(Photo by Clive Brunskill/Get
The top seed came into the tournament as the favorite. She had the best clay court record of the season, and it showed. By serving up a double bagel in the first round, she served notice that she was No. 1 and intended to play that way.
She stingily gave up only five games in her next three matches. She didn’t need to work too hard until her quarterfinal match against rising star Victoria Azarenka, whom Safina found a way to beat after dropping the first set.
Unfortunately the same Safina didn’t show up for the final. Perhaps owing to the pressure to win her first Grand Slam and prove herself worthy of the No. 1 ranking, she played tight, passive tennis. She chased after Svetlana Kuznetsova’s shots, looked imploringly at her coach, yelled at herself, and did everything but play the great tennis she played the rest of the tournament.

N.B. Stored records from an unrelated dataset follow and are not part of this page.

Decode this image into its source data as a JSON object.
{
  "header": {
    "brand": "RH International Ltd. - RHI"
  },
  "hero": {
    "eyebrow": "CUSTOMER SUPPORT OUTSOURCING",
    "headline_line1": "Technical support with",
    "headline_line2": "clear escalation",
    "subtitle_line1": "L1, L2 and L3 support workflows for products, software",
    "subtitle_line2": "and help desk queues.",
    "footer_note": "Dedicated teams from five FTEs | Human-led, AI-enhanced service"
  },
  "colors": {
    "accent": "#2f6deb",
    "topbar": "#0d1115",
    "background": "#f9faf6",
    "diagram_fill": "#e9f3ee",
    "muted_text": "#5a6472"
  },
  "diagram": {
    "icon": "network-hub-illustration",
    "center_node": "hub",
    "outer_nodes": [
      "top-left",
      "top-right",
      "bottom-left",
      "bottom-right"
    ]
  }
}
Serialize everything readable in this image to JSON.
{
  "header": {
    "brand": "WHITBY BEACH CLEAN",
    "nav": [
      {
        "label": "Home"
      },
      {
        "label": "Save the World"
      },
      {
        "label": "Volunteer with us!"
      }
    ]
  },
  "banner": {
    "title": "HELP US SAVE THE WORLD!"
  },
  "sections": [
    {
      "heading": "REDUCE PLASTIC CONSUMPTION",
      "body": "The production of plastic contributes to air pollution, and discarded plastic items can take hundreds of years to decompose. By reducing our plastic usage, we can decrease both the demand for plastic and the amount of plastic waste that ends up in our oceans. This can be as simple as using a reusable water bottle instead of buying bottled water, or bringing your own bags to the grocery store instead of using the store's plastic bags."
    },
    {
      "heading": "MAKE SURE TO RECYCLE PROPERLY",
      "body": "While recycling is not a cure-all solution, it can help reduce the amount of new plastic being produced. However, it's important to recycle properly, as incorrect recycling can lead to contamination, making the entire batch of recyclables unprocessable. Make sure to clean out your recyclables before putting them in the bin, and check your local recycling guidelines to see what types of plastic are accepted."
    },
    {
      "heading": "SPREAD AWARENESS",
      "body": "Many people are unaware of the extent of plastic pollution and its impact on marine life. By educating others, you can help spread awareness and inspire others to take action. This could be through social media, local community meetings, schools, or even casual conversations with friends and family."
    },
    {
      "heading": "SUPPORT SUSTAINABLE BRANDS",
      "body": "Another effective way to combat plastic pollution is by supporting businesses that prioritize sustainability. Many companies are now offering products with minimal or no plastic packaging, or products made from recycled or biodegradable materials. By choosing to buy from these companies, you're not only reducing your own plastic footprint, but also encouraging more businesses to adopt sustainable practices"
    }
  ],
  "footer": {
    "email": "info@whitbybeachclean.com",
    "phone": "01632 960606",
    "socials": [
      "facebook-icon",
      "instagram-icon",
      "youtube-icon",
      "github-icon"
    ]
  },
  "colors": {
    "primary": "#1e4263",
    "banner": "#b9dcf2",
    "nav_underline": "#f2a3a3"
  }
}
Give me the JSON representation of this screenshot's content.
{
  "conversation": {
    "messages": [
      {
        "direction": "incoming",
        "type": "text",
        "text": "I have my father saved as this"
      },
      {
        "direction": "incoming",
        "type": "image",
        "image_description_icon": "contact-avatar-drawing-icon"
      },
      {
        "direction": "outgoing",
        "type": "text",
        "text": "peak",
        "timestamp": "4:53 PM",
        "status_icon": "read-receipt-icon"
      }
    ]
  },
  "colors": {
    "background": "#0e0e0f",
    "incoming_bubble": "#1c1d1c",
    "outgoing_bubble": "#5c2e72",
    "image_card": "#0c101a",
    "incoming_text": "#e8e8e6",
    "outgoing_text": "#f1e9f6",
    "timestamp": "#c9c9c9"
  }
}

She ended the match with a double fault and soon after was in her seat crying. Safina managed to make it through her speech without tears and even managed to graciously thank her opponent, sponsors, and even ballboys. Still it was hard to watch.
“I was a little bit desperate on the court and didn't do the things that I had to do,” she said. “I didn’t stay tough mentally.”